Answer: The fold determines the overall size and shape of the cover, affects its display and readability, and influences the placement and amount of content on the front and back of the cover.

Understanding these aspects of magazine cover sizes is crucial for effective magazine design and production.

Transition to the next article section: Exploring the Importance of Magazine Cover Design

Tips for Choosing the Right Magazine Cover Size

Selecting the appropriate magazine cover size is crucial for creating an effective and visually appealing publication. Consider the following tips to optimize your magazine cover design:

Tip 1: Determine Your Target Audience

The size of your magazine cover should align with the interests and demographics of your target audience. For instance, a magazine aimed at professionals may opt for a standard size cover to convey authority, while a magazine targeting a younger audience may choose a digest size cover for portability and convenience.

Tip 2: Consider Content and Layout

The size of your magazine cover should accommodate the amount and type of content you intend to feature. A standard size cover provides ample space for headlines, images, and other elements, while a digest size cover may require more concise and focused content.

Tip 3: Optimize for Display

Consider how your magazine will be displayed, whether on newsstands, in magazine racks, or online. Standard size covers are ideal for flat display, while digest size covers are better suited for upright display in magazine racks.

Tip 4: Ensure Proper Alignment

The bleed area of your magazine cover extends beyond the trim size to ensure proper alignment during trimming. Adhering to standard bleed dimensions (0.125 inches on all sides) prevents important elements from being cut off.

Tip 5: Create a Visually Appealing Design

The size of your magazine cover should complement the overall design and aesthetics of your publication. A well-designed cover that utilizes the available space effectively will capture attention and entice readers to pick up your magazine.

Summary:

Choosing the right magazine cover size involves considering your target audience, content, display requirements, alignment, and overall design. By following these tips, you can create a magazine cover that effectively communicates your brand and engages your readers.

Transition to the article’s conclusion: Exploring the Impact of Magazine Cover Design on Reader Engagement

Conclusion

The size of a magazine cover is a crucial element that impacts the overall impact, readability, and appeal of the publication. By understanding the standard sizes, aspect ratios, bleed, safe zone, trim size, fold, and spine, magazine designers and publishers can create covers that effectively convey their message and engage their target audience.
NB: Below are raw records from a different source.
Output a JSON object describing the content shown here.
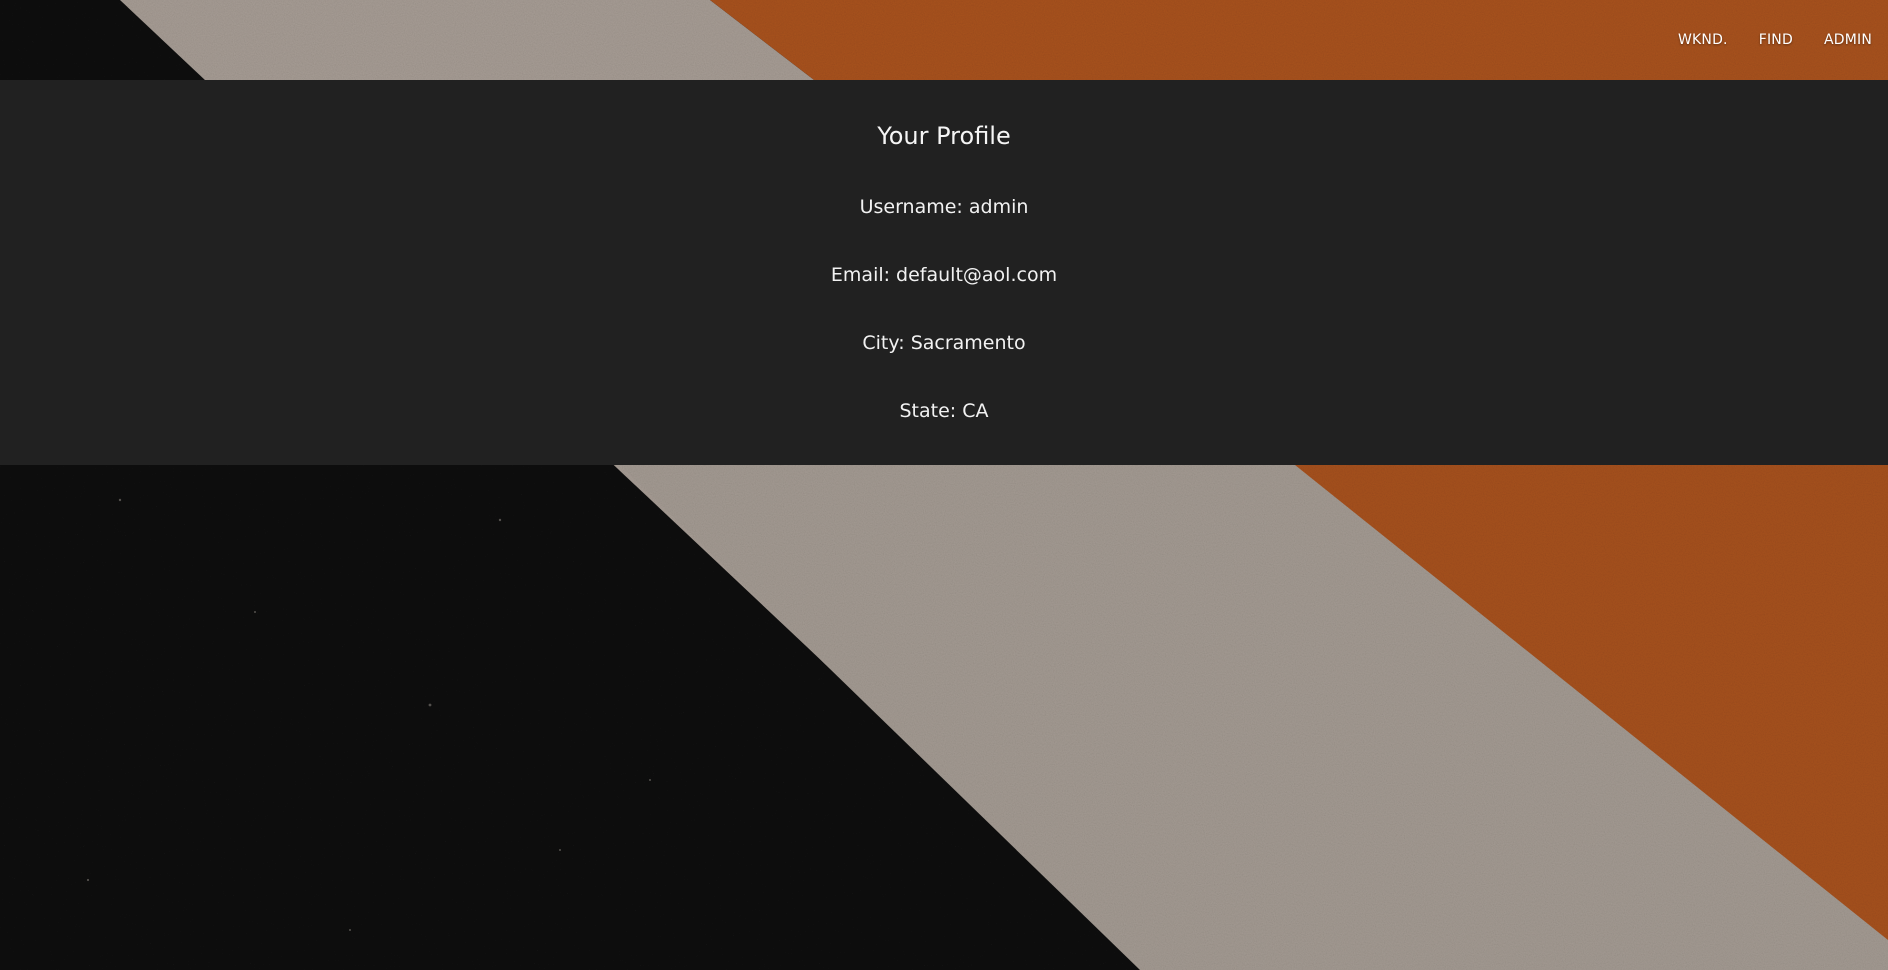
{
  "nav": {
    "items": [
      {
        "label": "WKND."
      },
      {
        "label": "FIND"
      },
      {
        "label": "ADMIN"
      }
    ]
  },
  "profile": {
    "title": "Your Profile",
    "username": "Username: admin",
    "email": "Email: default@aol.com",
    "city": "City: Sacramento",
    "state": "State: CA"
  },
  "colors": {
    "panel": "#212121",
    "stripe_black": "#111111",
    "stripe_grey": "#a59b93",
    "stripe_orange": "#a9531f"
  }
}
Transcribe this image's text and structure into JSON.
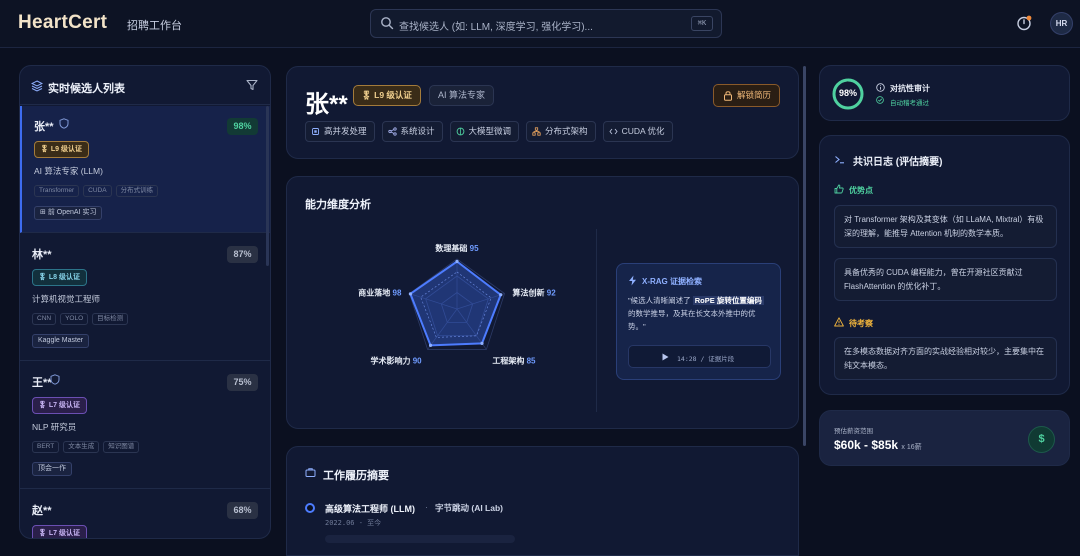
{
  "app": {
    "logo": "HeartCert",
    "subtitle": "招聘工作台",
    "search_placeholder": "查找候选人 (如: LLM, 深度学习, 强化学习)...",
    "search_shortcut": "⌘K",
    "avatar_initials": "HR"
  },
  "list": {
    "title": "实时候选人列表",
    "candidates": [
      {
        "name": "张**",
        "verified": true,
        "score": "98%",
        "level": "L9 级认证",
        "role": "AI 算法专家 (LLM)",
        "tags": [
          "Transformer",
          "CUDA",
          "分布式训练"
        ],
        "chip": "前 OpenAI 实习"
      },
      {
        "name": "林**",
        "verified": false,
        "score": "87%",
        "level": "L8 级认证",
        "role": "计算机视觉工程师",
        "tags": [
          "CNN",
          "YOLO",
          "目标检测"
        ],
        "chip": "Kaggle Master"
      },
      {
        "name": "王**",
        "verified": true,
        "score": "75%",
        "level": "L7 级认证",
        "role": "NLP 研究员",
        "tags": [
          "BERT",
          "文本生成",
          "知识图谱"
        ],
        "chip": "顶会一作"
      },
      {
        "name": "赵**",
        "verified": false,
        "score": "68%",
        "level": "L7 级认证",
        "role": "",
        "tags": [],
        "chip": ""
      }
    ]
  },
  "profile": {
    "name": "张**",
    "level": "L9 级认证",
    "role": "AI 算法专家",
    "unlock_label": "解锁简历",
    "skills": [
      "高并发处理",
      "系统设计",
      "大模型微调",
      "分布式架构",
      "CUDA 优化"
    ]
  },
  "ability": {
    "title": "能力维度分析",
    "radar": {
      "axes": [
        {
          "label": "数理基础",
          "value": 95
        },
        {
          "label": "算法创新",
          "value": 92
        },
        {
          "label": "工程架构",
          "value": 85
        },
        {
          "label": "学术影响力",
          "value": 90
        },
        {
          "label": "商业落地",
          "value": 98
        }
      ],
      "max": 100
    },
    "xrag": {
      "title": "X-RAG 证据检索",
      "text_before": "\"候选人清晰阐述了",
      "highlight": "RoPE 旋转位置编码",
      "text_after": "的数学推导，及其在长文本外推中的优势。\"",
      "clip_label": "14:28 / 证据片段"
    }
  },
  "work": {
    "title": "工作履历摘要",
    "job_title": "高级算法工程师 (LLM)",
    "separator": "·",
    "company": "字节跳动 (AI Lab)",
    "dates": "2022.06 - 至今"
  },
  "audit": {
    "score": "98%",
    "score_value": 0.98,
    "title": "对抗性审计",
    "status": "自动稽考通过"
  },
  "log": {
    "title": "共识日志 (评估摘要)",
    "strengths_label": "优势点",
    "strengths": [
      "对 Transformer 架构及其变体（如 LLaMA, Mixtral）有极深的理解，能推导 Attention 机制的数学本质。",
      "具备优秀的 CUDA 编程能力，曾在开源社区贡献过 FlashAttention 的优化补丁。"
    ],
    "concern_label": "待考察",
    "concerns": [
      "在多模态数据对齐方面的实战经验相对较少，主要集中在纯文本模态。"
    ]
  },
  "salary": {
    "label": "预估薪资范围",
    "value": "$60k - $85k",
    "unit": "x 16薪",
    "icon_symbol": "$"
  },
  "colors": {
    "accent_blue": "#3d6cf0",
    "success_green": "#4fd1a0",
    "gold": "#f0cf8e",
    "warning_amber": "#f0b43c"
  }
}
Choosing the right magazine cover size involves careful consideration of content, display requirements, and overall design aesthetics. Magazines aimed at different audiences, with varying content and display preferences, should opt for sizes that align with their specific needs. Additionally, adhering to industry standards ensures proper alignment during trimming and prevents important elements from being cut off.

In conclusion, understanding the significance of magazine cover size empowers designers and publishers to create visually appealing and effective covers that resonate with their target audience and leave a lasting impression.


Unveiling the Secrets: The Art and Science of Magazine Cover Sizing